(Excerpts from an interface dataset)

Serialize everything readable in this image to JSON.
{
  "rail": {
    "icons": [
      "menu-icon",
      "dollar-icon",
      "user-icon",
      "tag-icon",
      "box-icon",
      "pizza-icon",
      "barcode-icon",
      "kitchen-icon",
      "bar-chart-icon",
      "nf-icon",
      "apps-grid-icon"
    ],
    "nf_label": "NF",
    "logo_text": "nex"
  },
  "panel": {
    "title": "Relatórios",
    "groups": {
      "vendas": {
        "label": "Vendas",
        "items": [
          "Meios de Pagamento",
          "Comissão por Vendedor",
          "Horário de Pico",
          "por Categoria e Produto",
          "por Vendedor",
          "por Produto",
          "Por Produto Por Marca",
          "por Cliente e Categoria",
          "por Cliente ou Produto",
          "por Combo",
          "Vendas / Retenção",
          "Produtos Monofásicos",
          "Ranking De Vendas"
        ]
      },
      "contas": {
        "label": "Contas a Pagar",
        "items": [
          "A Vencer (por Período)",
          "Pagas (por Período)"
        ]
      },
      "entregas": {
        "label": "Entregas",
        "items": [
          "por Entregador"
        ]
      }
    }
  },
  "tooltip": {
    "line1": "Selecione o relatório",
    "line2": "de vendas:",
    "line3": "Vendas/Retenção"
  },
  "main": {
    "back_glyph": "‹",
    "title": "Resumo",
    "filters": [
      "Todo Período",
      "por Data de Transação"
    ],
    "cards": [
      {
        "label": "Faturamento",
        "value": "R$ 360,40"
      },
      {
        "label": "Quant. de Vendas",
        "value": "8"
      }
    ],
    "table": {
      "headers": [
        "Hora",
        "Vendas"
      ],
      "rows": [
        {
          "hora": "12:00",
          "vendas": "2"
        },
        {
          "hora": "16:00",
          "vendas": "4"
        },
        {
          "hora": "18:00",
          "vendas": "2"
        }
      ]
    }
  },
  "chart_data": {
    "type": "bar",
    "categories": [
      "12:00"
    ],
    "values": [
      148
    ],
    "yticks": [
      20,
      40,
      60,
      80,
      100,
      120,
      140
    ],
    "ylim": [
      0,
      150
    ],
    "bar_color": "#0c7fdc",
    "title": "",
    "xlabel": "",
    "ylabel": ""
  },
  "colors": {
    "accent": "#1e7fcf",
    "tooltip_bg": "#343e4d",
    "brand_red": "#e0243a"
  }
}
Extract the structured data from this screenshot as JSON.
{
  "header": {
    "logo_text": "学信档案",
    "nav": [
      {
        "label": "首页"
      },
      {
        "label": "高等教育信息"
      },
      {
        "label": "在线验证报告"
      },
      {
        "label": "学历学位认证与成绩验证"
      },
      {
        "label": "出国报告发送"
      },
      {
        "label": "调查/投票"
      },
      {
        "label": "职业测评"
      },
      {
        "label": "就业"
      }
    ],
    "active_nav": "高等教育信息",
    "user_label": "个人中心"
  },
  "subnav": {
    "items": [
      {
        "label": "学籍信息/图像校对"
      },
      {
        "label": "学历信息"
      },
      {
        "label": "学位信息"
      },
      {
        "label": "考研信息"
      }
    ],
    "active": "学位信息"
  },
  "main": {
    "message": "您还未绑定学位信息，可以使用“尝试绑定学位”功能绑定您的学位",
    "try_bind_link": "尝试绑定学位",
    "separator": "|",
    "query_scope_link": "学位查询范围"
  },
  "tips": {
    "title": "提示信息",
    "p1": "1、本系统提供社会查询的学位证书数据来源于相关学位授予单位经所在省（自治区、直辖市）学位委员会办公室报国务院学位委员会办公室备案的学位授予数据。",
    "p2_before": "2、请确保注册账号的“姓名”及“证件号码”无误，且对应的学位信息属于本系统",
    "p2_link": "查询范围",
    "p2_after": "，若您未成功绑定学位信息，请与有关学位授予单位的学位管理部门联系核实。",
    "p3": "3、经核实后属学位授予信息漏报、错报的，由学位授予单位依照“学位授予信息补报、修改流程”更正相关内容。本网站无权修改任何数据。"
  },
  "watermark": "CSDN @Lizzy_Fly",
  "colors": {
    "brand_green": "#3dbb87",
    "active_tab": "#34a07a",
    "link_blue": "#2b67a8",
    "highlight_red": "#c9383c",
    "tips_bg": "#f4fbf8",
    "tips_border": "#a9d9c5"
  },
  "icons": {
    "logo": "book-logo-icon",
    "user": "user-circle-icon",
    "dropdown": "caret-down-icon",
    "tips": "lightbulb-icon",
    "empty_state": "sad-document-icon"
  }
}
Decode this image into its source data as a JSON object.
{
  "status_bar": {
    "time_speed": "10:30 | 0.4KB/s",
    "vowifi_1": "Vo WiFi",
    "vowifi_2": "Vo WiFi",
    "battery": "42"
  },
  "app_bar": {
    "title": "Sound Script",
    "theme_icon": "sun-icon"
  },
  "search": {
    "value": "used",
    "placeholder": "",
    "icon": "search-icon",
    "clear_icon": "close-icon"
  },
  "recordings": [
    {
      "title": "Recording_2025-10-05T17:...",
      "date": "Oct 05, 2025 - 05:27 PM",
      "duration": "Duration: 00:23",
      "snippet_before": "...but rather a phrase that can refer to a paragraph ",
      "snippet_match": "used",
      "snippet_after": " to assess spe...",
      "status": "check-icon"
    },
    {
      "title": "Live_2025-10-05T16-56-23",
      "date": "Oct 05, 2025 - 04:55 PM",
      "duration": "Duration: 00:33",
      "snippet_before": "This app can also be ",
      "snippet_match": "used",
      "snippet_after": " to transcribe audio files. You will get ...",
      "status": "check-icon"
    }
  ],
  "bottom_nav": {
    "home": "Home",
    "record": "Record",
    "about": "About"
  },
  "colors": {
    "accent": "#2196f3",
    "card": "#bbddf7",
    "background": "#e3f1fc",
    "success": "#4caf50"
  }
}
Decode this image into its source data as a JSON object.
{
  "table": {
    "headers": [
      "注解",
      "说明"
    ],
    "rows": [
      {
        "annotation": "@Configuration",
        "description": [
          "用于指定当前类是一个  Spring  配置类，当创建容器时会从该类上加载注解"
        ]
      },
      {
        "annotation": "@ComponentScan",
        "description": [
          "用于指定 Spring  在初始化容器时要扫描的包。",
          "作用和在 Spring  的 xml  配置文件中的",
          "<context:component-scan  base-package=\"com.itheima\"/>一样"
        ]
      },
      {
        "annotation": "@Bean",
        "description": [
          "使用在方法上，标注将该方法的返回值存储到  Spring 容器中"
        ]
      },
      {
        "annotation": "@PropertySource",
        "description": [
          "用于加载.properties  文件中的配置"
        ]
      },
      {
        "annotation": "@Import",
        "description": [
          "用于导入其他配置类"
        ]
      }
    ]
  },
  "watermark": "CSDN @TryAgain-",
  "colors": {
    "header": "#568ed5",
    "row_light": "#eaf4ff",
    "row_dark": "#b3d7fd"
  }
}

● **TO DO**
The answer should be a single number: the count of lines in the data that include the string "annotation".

● **WORKED SOLUTION**
5